Problem description >>
All entries that follow are to be printed exactly as written.

Material for this task >>
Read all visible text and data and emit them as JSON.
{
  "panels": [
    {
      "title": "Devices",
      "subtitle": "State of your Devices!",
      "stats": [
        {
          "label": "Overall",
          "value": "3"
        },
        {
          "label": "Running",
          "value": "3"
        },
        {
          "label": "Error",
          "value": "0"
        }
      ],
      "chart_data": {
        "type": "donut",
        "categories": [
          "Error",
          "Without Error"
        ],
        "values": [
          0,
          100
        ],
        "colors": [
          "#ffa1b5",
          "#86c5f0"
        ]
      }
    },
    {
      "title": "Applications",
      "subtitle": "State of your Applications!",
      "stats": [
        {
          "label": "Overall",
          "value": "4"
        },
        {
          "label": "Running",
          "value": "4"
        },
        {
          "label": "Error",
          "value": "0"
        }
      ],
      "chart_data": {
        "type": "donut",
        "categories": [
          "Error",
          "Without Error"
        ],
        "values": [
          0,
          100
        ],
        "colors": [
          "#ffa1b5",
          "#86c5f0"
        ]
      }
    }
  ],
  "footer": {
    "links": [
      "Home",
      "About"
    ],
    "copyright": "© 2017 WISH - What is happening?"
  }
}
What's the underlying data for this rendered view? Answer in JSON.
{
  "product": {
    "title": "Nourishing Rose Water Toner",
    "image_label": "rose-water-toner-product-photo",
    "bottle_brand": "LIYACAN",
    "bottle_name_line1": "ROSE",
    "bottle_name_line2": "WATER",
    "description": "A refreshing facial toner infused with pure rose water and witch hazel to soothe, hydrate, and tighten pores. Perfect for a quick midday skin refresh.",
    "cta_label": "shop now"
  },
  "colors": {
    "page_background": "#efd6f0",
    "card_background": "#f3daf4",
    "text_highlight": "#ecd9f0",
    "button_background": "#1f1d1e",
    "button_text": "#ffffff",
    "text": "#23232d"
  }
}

Exercise answer >>
Read all visible text and data and emit them as JSON.
{
  "panels": [
    {
      "title": "Devices",
      "subtitle": "State of your Devices!",
      "stats": [
        {
          "label": "Overall",
          "value": "3"
        },
        {
          "label": "Running",
          "value": "3"
        },
        {
          "label": "Error",
          "value": "0"
        }
      ],
      "chart_data": {
        "type": "donut",
        "categories": [
          "Error",
          "Without Error"
        ],
        "values": [
          0,
          100
        ],
        "colors": [
          "#ffa1b5",
          "#86c5f0"
        ]
      }
    },
    {
      "title": "Applications",
      "subtitle": "State of your Applications!",
      "stats": [
        {
          "label": "Overall",
          "value": "4"
        },
        {
          "label": "Running",
          "value": "4"
        },
        {
          "label": "Error",
          "value": "0"
        }
      ],
      "chart_data": {
        "type": "donut",
        "categories": [
          "Error",
          "Without Error"
        ],
        "values": [
          0,
          100
        ],
        "colors": [
          "#ffa1b5",
          "#86c5f0"
        ]
      }
    }
  ],
  "footer": {
    "links": [
      "Home",
      "About"
    ],
    "copyright": "© 2017 WISH - What is happening?"
  }
}
What's the underlying data for this rendered view? Answer in JSON.
{
  "product": {
    "title": "Nourishing Rose Water Toner",
    "image_label": "rose-water-toner-product-photo",
    "bottle_brand": "LIYACAN",
    "bottle_name_line1": "ROSE",
    "bottle_name_line2": "WATER",
    "description": "A refreshing facial toner infused with pure rose water and witch hazel to soothe, hydrate, and tighten pores. Perfect for a quick midday skin refresh.",
    "cta_label": "shop now"
  },
  "colors": {
    "page_background": "#efd6f0",
    "card_background": "#f3daf4",
    "text_highlight": "#ecd9f0",
    "button_background": "#1f1d1e",
    "button_text": "#ffffff",
    "text": "#23232d"
  }
}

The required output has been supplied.